Task objective >> Your answer must be every record below, written out exactly as it appears.

Element data from apps and pages:

*** Begin section ***

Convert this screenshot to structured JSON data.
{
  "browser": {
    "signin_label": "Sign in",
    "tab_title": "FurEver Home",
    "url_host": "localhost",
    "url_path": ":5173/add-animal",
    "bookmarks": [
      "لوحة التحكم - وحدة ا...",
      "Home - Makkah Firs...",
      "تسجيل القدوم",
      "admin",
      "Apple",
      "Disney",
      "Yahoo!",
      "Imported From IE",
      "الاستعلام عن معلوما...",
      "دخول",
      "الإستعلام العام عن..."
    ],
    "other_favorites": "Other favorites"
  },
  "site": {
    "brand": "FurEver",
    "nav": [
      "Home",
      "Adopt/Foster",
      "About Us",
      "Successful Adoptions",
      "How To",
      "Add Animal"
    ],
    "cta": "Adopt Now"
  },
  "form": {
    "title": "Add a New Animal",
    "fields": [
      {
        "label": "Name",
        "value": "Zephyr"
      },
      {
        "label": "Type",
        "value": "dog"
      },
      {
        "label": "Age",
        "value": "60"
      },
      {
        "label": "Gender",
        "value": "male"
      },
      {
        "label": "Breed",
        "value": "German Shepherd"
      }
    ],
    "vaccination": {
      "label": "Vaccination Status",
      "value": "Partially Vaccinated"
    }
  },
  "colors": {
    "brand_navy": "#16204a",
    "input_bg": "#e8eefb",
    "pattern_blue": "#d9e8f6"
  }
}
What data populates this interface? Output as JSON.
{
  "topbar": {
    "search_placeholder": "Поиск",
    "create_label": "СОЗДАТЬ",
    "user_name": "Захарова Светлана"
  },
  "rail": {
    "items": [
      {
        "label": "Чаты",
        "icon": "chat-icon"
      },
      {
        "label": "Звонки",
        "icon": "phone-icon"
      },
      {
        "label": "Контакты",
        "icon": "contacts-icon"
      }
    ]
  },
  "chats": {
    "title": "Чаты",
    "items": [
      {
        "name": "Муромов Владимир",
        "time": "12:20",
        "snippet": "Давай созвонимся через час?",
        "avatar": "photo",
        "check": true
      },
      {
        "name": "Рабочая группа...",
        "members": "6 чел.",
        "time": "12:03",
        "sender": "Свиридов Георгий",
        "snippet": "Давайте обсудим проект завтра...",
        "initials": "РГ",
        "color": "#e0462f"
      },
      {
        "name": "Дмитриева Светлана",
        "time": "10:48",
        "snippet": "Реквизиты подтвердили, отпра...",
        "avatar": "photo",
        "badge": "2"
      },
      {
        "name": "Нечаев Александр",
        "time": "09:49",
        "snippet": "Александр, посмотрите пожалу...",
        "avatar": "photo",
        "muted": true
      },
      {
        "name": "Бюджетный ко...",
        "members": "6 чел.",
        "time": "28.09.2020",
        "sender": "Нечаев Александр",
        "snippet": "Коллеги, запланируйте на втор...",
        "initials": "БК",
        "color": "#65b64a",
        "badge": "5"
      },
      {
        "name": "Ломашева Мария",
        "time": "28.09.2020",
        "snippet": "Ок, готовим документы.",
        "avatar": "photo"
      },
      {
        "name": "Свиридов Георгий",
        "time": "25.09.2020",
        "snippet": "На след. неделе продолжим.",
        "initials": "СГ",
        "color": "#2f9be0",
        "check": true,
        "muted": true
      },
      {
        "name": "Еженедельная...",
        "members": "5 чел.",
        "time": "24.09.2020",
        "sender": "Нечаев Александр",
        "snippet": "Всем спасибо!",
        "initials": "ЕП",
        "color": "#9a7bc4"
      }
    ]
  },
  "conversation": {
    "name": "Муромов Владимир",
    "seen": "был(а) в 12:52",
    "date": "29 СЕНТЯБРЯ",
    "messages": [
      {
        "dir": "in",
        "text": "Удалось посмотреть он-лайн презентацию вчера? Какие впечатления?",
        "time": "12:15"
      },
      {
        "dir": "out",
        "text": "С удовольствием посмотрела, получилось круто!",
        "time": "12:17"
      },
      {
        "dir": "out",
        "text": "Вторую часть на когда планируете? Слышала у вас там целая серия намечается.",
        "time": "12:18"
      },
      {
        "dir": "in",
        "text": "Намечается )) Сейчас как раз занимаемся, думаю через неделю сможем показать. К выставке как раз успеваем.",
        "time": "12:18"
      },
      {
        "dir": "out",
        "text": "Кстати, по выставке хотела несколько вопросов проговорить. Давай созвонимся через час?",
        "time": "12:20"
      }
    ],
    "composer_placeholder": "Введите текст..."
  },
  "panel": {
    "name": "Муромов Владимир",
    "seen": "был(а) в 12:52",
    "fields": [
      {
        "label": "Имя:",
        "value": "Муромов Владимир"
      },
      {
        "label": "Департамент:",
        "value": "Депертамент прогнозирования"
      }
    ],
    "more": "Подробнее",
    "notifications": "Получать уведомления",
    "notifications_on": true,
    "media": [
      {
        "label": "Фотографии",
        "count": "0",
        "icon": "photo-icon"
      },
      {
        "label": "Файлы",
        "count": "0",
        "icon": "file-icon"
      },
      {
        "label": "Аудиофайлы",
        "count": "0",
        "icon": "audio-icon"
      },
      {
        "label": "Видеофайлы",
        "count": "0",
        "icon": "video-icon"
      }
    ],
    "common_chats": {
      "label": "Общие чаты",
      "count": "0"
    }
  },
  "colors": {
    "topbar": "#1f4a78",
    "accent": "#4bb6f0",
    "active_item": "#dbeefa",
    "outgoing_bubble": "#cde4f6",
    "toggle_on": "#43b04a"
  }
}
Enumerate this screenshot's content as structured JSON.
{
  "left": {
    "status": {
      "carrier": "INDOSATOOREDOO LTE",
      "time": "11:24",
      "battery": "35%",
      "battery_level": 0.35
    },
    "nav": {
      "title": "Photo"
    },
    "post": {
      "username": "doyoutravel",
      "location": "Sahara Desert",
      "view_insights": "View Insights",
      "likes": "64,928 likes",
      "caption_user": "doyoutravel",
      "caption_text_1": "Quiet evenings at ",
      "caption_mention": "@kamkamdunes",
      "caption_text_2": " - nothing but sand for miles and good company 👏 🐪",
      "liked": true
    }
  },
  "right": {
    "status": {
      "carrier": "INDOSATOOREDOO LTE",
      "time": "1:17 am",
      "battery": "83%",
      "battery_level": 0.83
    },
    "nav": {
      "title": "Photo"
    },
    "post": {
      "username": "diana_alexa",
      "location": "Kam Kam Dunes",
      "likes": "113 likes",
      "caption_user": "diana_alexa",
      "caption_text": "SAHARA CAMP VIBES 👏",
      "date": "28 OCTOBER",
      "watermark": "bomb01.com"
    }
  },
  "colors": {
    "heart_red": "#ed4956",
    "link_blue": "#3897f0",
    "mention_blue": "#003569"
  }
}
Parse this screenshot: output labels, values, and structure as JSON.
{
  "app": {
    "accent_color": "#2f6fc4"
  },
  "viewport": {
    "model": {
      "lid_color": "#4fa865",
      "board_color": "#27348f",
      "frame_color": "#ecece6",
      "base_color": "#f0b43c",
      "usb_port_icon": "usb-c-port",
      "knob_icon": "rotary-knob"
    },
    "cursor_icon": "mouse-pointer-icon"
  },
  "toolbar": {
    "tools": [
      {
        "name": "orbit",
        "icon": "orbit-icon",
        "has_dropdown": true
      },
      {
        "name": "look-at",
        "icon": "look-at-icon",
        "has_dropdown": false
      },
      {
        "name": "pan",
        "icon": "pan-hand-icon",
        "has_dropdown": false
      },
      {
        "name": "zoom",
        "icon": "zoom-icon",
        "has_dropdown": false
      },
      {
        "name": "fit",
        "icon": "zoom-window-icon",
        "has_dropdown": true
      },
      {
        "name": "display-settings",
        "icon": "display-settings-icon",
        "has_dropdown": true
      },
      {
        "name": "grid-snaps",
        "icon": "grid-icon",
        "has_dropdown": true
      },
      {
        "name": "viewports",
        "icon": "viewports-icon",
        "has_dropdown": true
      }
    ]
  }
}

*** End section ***

Output for this exercise >>
Convert this screenshot to structured JSON data.
{
  "browser": {
    "signin_label": "Sign in",
    "tab_title": "FurEver Home",
    "url_host": "localhost",
    "url_path": ":5173/add-animal",
    "bookmarks": [
      "لوحة التحكم - وحدة ا...",
      "Home - Makkah Firs...",
      "تسجيل القدوم",
      "admin",
      "Apple",
      "Disney",
      "Yahoo!",
      "Imported From IE",
      "الاستعلام عن معلوما...",
      "دخول",
      "الإستعلام العام عن..."
    ],
    "other_favorites": "Other favorites"
  },
  "site": {
    "brand": "FurEver",
    "nav": [
      "Home",
      "Adopt/Foster",
      "About Us",
      "Successful Adoptions",
      "How To",
      "Add Animal"
    ],
    "cta": "Adopt Now"
  },
  "form": {
    "title": "Add a New Animal",
    "fields": [
      {
        "label": "Name",
        "value": "Zephyr"
      },
      {
        "label": "Type",
        "value": "dog"
      },
      {
        "label": "Age",
        "value": "60"
      },
      {
        "label": "Gender",
        "value": "male"
      },
      {
        "label": "Breed",
        "value": "German Shepherd"
      }
    ],
    "vaccination": {
      "label": "Vaccination Status",
      "value": "Partially Vaccinated"
    }
  },
  "colors": {
    "brand_navy": "#16204a",
    "input_bg": "#e8eefb",
    "pattern_blue": "#d9e8f6"
  }
}
What data populates this interface? Output as JSON.
{
  "topbar": {
    "search_placeholder": "Поиск",
    "create_label": "СОЗДАТЬ",
    "user_name": "Захарова Светлана"
  },
  "rail": {
    "items": [
      {
        "label": "Чаты",
        "icon": "chat-icon"
      },
      {
        "label": "Звонки",
        "icon": "phone-icon"
      },
      {
        "label": "Контакты",
        "icon": "contacts-icon"
      }
    ]
  },
  "chats": {
    "title": "Чаты",
    "items": [
      {
        "name": "Муромов Владимир",
        "time": "12:20",
        "snippet": "Давай созвонимся через час?",
        "avatar": "photo",
        "check": true
      },
      {
        "name": "Рабочая группа...",
        "members": "6 чел.",
        "time": "12:03",
        "sender": "Свиридов Георгий",
        "snippet": "Давайте обсудим проект завтра...",
        "initials": "РГ",
        "color": "#e0462f"
      },
      {
        "name": "Дмитриева Светлана",
        "time": "10:48",
        "snippet": "Реквизиты подтвердили, отпра...",
        "avatar": "photo",
        "badge": "2"
      },
      {
        "name": "Нечаев Александр",
        "time": "09:49",
        "snippet": "Александр, посмотрите пожалу...",
        "avatar": "photo",
        "muted": true
      },
      {
        "name": "Бюджетный ко...",
        "members": "6 чел.",
        "time": "28.09.2020",
        "sender": "Нечаев Александр",
        "snippet": "Коллеги, запланируйте на втор...",
        "initials": "БК",
        "color": "#65b64a",
        "badge": "5"
      },
      {
        "name": "Ломашева Мария",
        "time": "28.09.2020",
        "snippet": "Ок, готовим документы.",
        "avatar": "photo"
      },
      {
        "name": "Свиридов Георгий",
        "time": "25.09.2020",
        "snippet": "На след. неделе продолжим.",
        "initials": "СГ",
        "color": "#2f9be0",
        "check": true,
        "muted": true
      },
      {
        "name": "Еженедельная...",
        "members": "5 чел.",
        "time": "24.09.2020",
        "sender": "Нечаев Александр",
        "snippet": "Всем спасибо!",
        "initials": "ЕП",
        "color": "#9a7bc4"
      }
    ]
  },
  "conversation": {
    "name": "Муромов Владимир",
    "seen": "был(а) в 12:52",
    "date": "29 СЕНТЯБРЯ",
    "messages": [
      {
        "dir": "in",
        "text": "Удалось посмотреть он-лайн презентацию вчера? Какие впечатления?",
        "time": "12:15"
      },
      {
        "dir": "out",
        "text": "С удовольствием посмотрела, получилось круто!",
        "time": "12:17"
      },
      {
        "dir": "out",
        "text": "Вторую часть на когда планируете? Слышала у вас там целая серия намечается.",
        "time": "12:18"
      },
      {
        "dir": "in",
        "text": "Намечается )) Сейчас как раз занимаемся, думаю через неделю сможем показать. К выставке как раз успеваем.",
        "time": "12:18"
      },
      {
        "dir": "out",
        "text": "Кстати, по выставке хотела несколько вопросов проговорить. Давай созвонимся через час?",
        "time": "12:20"
      }
    ],
    "composer_placeholder": "Введите текст..."
  },
  "panel": {
    "name": "Муромов Владимир",
    "seen": "был(а) в 12:52",
    "fields": [
      {
        "label": "Имя:",
        "value": "Муромов Владимир"
      },
      {
        "label": "Департамент:",
        "value": "Депертамент прогнозирования"
      }
    ],
    "more": "Подробнее",
    "notifications": "Получать уведомления",
    "notifications_on": true,
    "media": [
      {
        "label": "Фотографии",
        "count": "0",
        "icon": "photo-icon"
      },
      {
        "label": "Файлы",
        "count": "0",
        "icon": "file-icon"
      },
      {
        "label": "Аудиофайлы",
        "count": "0",
        "icon": "audio-icon"
      },
      {
        "label": "Видеофайлы",
        "count": "0",
        "icon": "video-icon"
      }
    ],
    "common_chats": {
      "label": "Общие чаты",
      "count": "0"
    }
  },
  "colors": {
    "topbar": "#1f4a78",
    "accent": "#4bb6f0",
    "active_item": "#dbeefa",
    "outgoing_bubble": "#cde4f6",
    "toggle_on": "#43b04a"
  }
}
Enumerate this screenshot's content as structured JSON.
{
  "left": {
    "status": {
      "carrier": "INDOSATOOREDOO LTE",
      "time": "11:24",
      "battery": "35%",
      "battery_level": 0.35
    },
    "nav": {
      "title": "Photo"
    },
    "post": {
      "username": "doyoutravel",
      "location": "Sahara Desert",
      "view_insights": "View Insights",
      "likes": "64,928 likes",
      "caption_user": "doyoutravel",
      "caption_text_1": "Quiet evenings at ",
      "caption_mention": "@kamkamdunes",
      "caption_text_2": " - nothing but sand for miles and good company 👏 🐪",
      "liked": true
    }
  },
  "right": {
    "status": {
      "carrier": "INDOSATOOREDOO LTE",
      "time": "1:17 am",
      "battery": "83%",
      "battery_level": 0.83
    },
    "nav": {
      "title": "Photo"
    },
    "post": {
      "username": "diana_alexa",
      "location": "Kam Kam Dunes",
      "likes": "113 likes",
      "caption_user": "diana_alexa",
      "caption_text": "SAHARA CAMP VIBES 👏",
      "date": "28 OCTOBER",
      "watermark": "bomb01.com"
    }
  },
  "colors": {
    "heart_red": "#ed4956",
    "link_blue": "#3897f0",
    "mention_blue": "#003569"
  }
}
Parse this screenshot: output labels, values, and structure as JSON.
{
  "app": {
    "accent_color": "#2f6fc4"
  },
  "viewport": {
    "model": {
      "lid_color": "#4fa865",
      "board_color": "#27348f",
      "frame_color": "#ecece6",
      "base_color": "#f0b43c",
      "usb_port_icon": "usb-c-port",
      "knob_icon": "rotary-knob"
    },
    "cursor_icon": "mouse-pointer-icon"
  },
  "toolbar": {
    "tools": [
      {
        "name": "orbit",
        "icon": "orbit-icon",
        "has_dropdown": true
      },
      {
        "name": "look-at",
        "icon": "look-at-icon",
        "has_dropdown": false
      },
      {
        "name": "pan",
        "icon": "pan-hand-icon",
        "has_dropdown": false
      },
      {
        "name": "zoom",
        "icon": "zoom-icon",
        "has_dropdown": false
      },
      {
        "name": "fit",
        "icon": "zoom-window-icon",
        "has_dropdown": true
      },
      {
        "name": "display-settings",
        "icon": "display-settings-icon",
        "has_dropdown": true
      },
      {
        "name": "grid-snaps",
        "icon": "grid-icon",
        "has_dropdown": true
      },
      {
        "name": "viewports",
        "icon": "viewports-icon",
        "has_dropdown": true
      }
    ]
  }
}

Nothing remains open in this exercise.